**What you will do:** From the entries below, extract every line that includes the word "사용하여".

[Data records for software interfaces]
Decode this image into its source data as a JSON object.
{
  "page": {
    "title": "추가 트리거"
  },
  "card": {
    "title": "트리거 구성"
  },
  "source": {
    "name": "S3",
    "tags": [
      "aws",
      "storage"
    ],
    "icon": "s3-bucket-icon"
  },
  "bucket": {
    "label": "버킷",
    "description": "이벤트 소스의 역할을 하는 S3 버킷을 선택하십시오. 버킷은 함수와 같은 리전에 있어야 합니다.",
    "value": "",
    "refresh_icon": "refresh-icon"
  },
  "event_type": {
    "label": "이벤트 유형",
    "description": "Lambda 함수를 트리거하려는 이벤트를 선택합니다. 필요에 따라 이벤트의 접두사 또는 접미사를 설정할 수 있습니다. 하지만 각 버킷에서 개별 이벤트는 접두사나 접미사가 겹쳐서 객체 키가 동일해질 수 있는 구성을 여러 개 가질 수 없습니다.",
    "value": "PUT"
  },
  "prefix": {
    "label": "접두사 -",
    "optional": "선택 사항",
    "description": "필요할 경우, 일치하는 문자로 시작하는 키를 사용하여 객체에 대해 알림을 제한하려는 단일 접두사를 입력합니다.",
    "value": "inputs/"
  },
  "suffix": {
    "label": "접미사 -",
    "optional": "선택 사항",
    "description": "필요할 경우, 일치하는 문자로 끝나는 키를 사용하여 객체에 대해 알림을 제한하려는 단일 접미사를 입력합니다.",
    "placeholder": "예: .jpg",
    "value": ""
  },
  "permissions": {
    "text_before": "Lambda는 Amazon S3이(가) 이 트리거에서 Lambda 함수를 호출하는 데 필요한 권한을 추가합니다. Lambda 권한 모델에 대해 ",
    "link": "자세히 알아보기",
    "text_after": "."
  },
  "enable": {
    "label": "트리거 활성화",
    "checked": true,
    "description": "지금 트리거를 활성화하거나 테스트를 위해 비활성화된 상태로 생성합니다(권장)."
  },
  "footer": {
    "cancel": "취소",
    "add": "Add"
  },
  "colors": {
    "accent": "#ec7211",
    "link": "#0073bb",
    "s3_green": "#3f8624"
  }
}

**Response box:**
    "description": "필요할 경우, 일치하는 문자로 시작하는 키를 사용하여 객체에 대해 알림을 제한하려는 단일 접두사를 입력합니다.",
    "description": "필요할 경우, 일치하는 문자로 끝나는 키를 사용하여 객체에 대해 알림을 제한하려는 단일 접미사를 입력합니다.",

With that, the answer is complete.